This article and outhouse appear to be essentially the same thing. Why do these two separate articles exist? It doesn't really matter which title is primarily used for the topic, but they should be merged into one article. DMahalko (talk) 10:36, 2 November 2009 (UTC)

The English expression Outhouse, as the article also quite well explains, is more than just a pit toilet. It was a detached house, that was used for multiple purposes, usually stable, toilet and storage. Therefore this character should be explained in an own article. The parts that pertain to a pit toilet only should of course be explained in detail in that article.--Wuselig (talk) 14:01, 30 June 2010 (UTC)
Oppose Outhouse and pit toilet are completly different things! An outhouse is a building for a start. 87.194.208.119 (talk) 20:30, 8 July 2010 (UTC)

Pejorative image removal? (Pit toilet being manually emptied)[edit]

A night soil man, known in his country as a frogman, manually removing the waste from a permanent concrete-lined pit toilet in Dar es Salaam, Tanzania.

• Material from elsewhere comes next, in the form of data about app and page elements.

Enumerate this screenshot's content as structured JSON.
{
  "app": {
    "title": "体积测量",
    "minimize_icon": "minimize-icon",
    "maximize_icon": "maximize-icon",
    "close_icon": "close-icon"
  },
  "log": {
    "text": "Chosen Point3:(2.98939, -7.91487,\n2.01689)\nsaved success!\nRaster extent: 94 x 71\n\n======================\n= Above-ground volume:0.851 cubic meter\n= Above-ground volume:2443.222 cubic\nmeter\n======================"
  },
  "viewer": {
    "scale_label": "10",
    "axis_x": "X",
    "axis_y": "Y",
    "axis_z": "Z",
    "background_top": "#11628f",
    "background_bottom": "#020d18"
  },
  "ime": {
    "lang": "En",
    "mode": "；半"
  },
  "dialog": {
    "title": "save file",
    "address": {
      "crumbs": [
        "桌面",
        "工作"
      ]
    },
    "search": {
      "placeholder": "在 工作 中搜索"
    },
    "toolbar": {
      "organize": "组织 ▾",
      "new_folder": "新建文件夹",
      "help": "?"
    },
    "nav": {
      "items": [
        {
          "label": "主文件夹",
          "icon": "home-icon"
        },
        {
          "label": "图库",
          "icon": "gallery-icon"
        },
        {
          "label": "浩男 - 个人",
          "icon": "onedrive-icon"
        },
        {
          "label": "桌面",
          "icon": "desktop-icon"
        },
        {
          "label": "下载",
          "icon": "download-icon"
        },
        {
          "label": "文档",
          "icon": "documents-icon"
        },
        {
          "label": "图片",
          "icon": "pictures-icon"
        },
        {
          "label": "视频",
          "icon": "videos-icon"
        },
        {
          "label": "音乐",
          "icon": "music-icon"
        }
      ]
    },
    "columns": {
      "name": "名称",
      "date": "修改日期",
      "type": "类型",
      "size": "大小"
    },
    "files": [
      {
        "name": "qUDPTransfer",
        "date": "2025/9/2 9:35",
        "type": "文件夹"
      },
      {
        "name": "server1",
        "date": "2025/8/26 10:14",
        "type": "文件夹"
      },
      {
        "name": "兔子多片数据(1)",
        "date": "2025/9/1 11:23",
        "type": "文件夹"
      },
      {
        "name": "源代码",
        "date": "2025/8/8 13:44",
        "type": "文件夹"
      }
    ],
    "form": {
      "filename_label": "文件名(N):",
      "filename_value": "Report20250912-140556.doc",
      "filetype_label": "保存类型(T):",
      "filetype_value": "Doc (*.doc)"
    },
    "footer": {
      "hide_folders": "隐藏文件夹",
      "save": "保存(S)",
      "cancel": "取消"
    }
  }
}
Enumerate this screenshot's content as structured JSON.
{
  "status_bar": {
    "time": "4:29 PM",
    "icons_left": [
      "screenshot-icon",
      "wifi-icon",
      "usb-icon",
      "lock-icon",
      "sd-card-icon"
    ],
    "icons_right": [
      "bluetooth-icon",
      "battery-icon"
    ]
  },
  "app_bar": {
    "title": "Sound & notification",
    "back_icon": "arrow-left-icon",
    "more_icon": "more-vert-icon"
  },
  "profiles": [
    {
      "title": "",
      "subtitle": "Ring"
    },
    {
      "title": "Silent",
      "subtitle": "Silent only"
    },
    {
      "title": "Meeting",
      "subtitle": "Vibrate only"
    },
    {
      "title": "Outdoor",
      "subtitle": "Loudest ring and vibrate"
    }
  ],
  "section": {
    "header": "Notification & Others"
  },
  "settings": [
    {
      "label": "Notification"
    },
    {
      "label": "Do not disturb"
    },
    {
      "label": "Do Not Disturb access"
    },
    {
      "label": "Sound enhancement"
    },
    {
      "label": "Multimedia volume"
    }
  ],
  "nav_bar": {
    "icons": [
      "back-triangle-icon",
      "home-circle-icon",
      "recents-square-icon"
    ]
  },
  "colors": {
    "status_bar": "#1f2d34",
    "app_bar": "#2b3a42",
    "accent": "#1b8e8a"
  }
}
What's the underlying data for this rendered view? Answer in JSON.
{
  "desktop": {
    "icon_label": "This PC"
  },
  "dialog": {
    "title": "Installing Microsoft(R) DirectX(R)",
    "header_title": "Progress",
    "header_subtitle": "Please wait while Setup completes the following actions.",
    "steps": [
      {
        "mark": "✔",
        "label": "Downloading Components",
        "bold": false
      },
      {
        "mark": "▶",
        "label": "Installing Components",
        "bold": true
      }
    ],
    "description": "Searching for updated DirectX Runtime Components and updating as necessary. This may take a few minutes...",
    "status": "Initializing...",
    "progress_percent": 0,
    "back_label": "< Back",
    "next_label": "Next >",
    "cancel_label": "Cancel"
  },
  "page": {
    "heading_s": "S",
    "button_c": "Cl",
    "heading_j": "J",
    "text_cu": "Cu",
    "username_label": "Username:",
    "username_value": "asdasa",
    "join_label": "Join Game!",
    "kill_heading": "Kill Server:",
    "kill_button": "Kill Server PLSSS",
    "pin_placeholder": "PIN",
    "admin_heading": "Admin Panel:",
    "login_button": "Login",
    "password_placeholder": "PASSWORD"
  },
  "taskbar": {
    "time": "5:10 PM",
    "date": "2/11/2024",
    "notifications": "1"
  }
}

This image and caption were removed with the reason "pejorative picture". It illustrates a common structure and job in Tanzania. The term "frogman" is in fact the polite form used primarily in literature on the topic, according to this. I disagree that it's pejorative, and am restoring the image, with caption, and adding that citation. Please weigh with an opinion if you think it should be kept or removed, with reason if favoring removal.

WP:INAPPROPRIATE, for background, includes among inappropriate content "Text that is intended to attack or disparage the subject. For example, if something derogatory is found in an article about a person using a pejorative term against that person's ethnicity, it shall be promptly removed."

--Agyle (talk) 14:36, 7 January 2014 (UTC)

there is nothing 'pejorative'. such occupations were very common in the past. I will try to find some info about historical russian occupation called 'zolotar' , literally 'goldman' (a hint on something yellow in the pit :-). nothing surprizing somewhere it still exists. - Altenmann >t 16:35, 7 January 2014 (UTC)

stalin's footprints[edit]

It is a pity that this incorrect information is spread over internet with the help of wikipedia mirrors and spin-offs. Somebody obviously used machine translation from Estonian and added own speculation. In fact, this humorous slang term is a parody of the Soviet cliche "Following Stalin's (foot)steps" . After Soviet Army left Baltic states, their barracks attracted attention of wide public. these barracks had industrially manufactured removable steel pit covers, which had a funnel-shape hole and two platforms (not "pits") for feet with corrugated anti-slip surface. It would be interesting to find a photo or serious description. They were used elsewhere, e.g. at small railway stations with little infrastructure. I doubt the term had any usage outside Estonian. - Altenmann >t 16:52, 7 January 2014 (UTC)